**Exercise details:**
From the entries below, return every line that includes the word "icon".

**Given information:**
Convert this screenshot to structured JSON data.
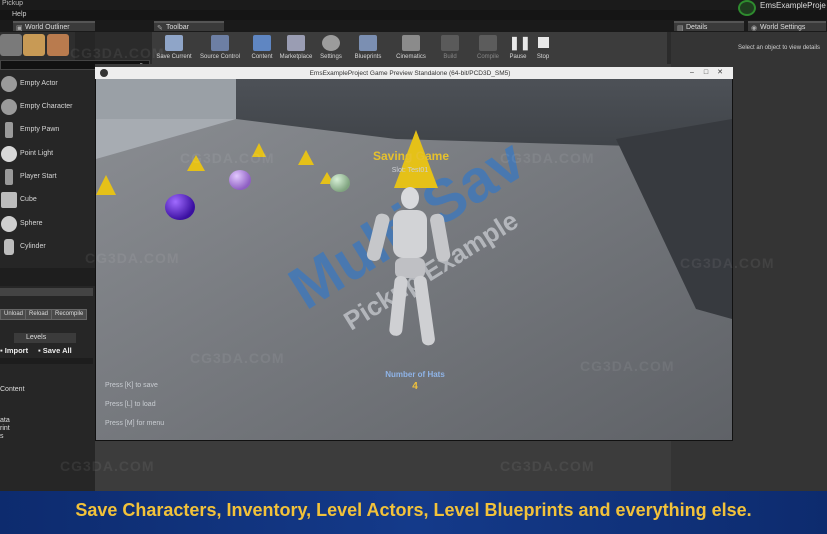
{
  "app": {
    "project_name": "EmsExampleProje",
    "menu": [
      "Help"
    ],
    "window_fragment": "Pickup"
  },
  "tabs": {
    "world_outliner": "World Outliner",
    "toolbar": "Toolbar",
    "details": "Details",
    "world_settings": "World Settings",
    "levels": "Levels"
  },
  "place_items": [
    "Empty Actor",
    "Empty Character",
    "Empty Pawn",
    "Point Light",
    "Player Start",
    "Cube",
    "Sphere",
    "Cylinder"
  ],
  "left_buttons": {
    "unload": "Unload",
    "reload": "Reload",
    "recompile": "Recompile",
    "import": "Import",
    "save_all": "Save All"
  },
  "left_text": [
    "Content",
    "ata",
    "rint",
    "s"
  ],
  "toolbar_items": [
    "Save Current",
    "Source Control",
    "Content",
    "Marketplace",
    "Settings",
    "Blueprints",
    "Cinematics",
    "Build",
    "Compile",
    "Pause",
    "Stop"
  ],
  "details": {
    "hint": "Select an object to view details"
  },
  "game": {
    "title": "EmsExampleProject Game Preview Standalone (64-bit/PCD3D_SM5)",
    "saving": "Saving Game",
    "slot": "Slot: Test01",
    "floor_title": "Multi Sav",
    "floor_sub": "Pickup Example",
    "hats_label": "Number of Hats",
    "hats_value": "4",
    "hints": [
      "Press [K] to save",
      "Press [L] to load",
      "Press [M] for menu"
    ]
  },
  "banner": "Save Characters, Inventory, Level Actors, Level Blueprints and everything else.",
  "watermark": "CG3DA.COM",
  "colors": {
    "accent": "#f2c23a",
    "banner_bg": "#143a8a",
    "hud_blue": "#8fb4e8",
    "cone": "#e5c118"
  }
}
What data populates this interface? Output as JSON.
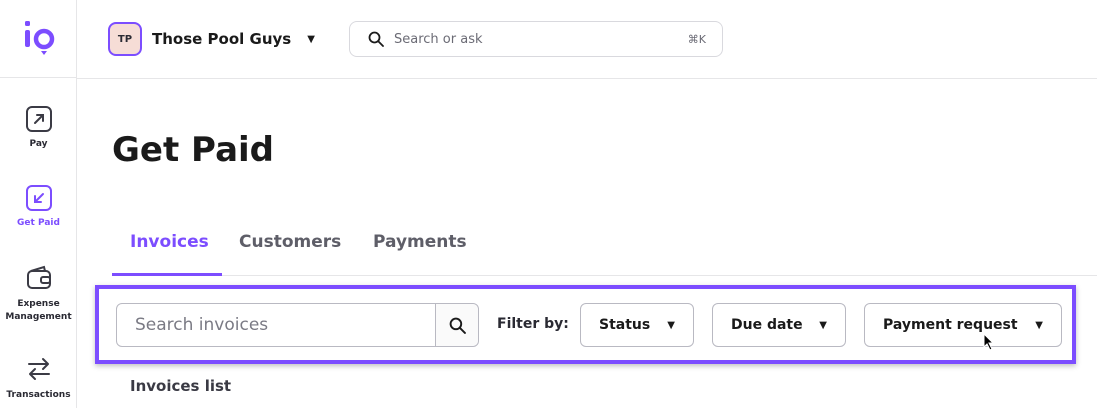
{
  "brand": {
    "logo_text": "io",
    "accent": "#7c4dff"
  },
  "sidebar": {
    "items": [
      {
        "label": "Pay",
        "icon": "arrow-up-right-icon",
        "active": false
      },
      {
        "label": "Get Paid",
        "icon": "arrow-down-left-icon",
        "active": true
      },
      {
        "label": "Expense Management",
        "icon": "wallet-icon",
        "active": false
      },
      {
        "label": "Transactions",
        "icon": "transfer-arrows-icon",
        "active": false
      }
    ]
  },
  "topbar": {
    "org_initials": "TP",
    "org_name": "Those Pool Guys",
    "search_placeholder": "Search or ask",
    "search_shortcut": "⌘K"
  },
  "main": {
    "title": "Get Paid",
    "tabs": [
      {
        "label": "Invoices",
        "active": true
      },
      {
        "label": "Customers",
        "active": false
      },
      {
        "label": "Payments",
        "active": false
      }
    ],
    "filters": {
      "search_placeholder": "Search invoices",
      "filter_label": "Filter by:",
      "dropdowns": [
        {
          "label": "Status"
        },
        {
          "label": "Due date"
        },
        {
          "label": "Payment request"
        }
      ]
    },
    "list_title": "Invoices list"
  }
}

**The answer:**
        "icon": "arrow-up-right-icon",
        "icon": "arrow-down-left-icon",
        "icon": "wallet-icon",
        "icon": "transfer-arrows-icon",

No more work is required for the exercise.